Vice presidential candidate number one, Muhaimin Iskandar, known as Cak Imin, underscored the role of the state and government, accusing them of neglecting the welfare of farmers and fishermen. He particularly targeted the controversial food estate project, emphasizing the need to halt it due to its adverse effects on farmers, traditional communities, and the environment. Cak Imin argued that food estates had proven detrimental, leading to agrarian conflicts and environmental damage.
Furthermore, Cak Imin championed the importance of villages as the “fulcrum of development” and advocated for the inclusion of farmers, fishermen, livestock breeders, and indigenous communities in the national food procurement program. He critiqued the government’s approach to the climate crisis, urging a more serious commitment. Cak Imin proposed boosting new and renewable energy sources as a crucial step in addressing environmental challenges.
Turning to the second candidate, Gibran Rakabuming Raka, the debate witnessed a focus on the government’s downstream programs. Gibran highlighted plans to expand these programs beyond the mining sector to include agriculture, maritime activities, and the digital realm. Drawing attention to Indonesia’s rich nickel and tin reserves, he stressed the nation’s substantial potential for new and renewable energy. Gibran called for “penta-helix cooperation,” encouraging collaboration among government entities, businesses, universities, society, and the media.
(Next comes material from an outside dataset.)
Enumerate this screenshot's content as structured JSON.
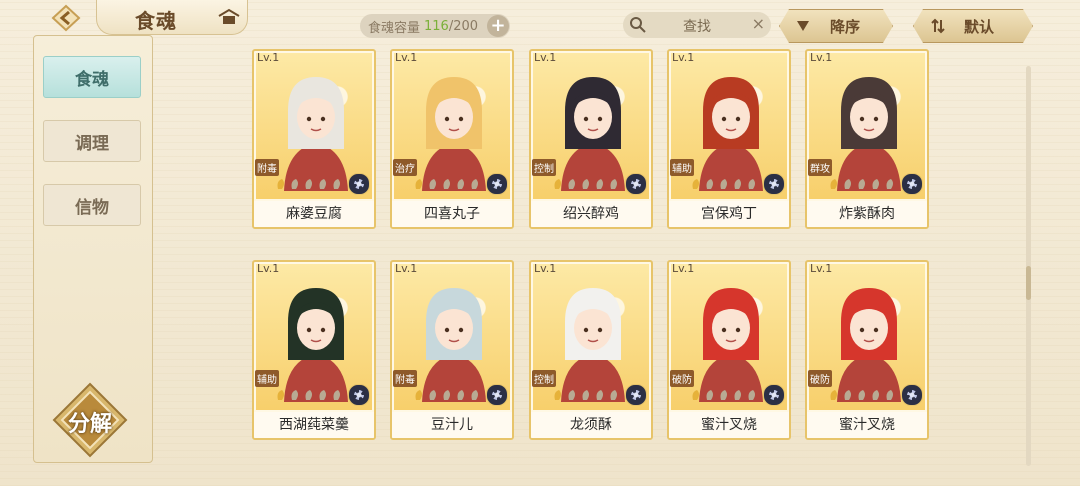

Gibran acknowledged the challenges faced by the food estate program but emphasized its successes, citing examples such as the harvest in Gunung Mas Regency, East Kalimantan. He discussed plans to ensure easy and affordable access to fertilizers and seeds, continuation of agrarian reform, increased village fund budgets, and a more equitable draft law on indigenous communities.
Vice presidential candidate number three, Mahfud MD, aligned himself with the criticism of the food estate program. Presenting policies based on four benchmarks—utilization, equity, community participation, and respect for intergenerational rights—Mahfud aimed for a balanced and sustainable approach. He proposed two programs: “farmers are proud to farm” and “in our seas we are prosperous, fishermen are prosperous,” emphasizing environmental sustainability.
Mahfud expressed concerns about illegal mining, fishing practices, and logging, revealing that there are currently 2,500 illegal mines. He pointed out the complexity of the issue, acknowledging the involvement of mafias. Mahfud advocated for policies that prioritize environmental sustainability and benefit local communities.
The debate shed light on the candidates’ perspectives on various critical issues facing Indonesia. Economic development in resource-rich areas, environmental concerns, and the well-being of local communities took center stage. Candidates provided insights into their proposed strategies and priorities, offering voters a comprehensive understanding of their vision for Indonesia’s future.
As the debate concluded, the nation awaits the outcome of the 2024 presidential selection, pondering which candidate’s vision aligns most closely with the aspirations and needs of the Indonesian people.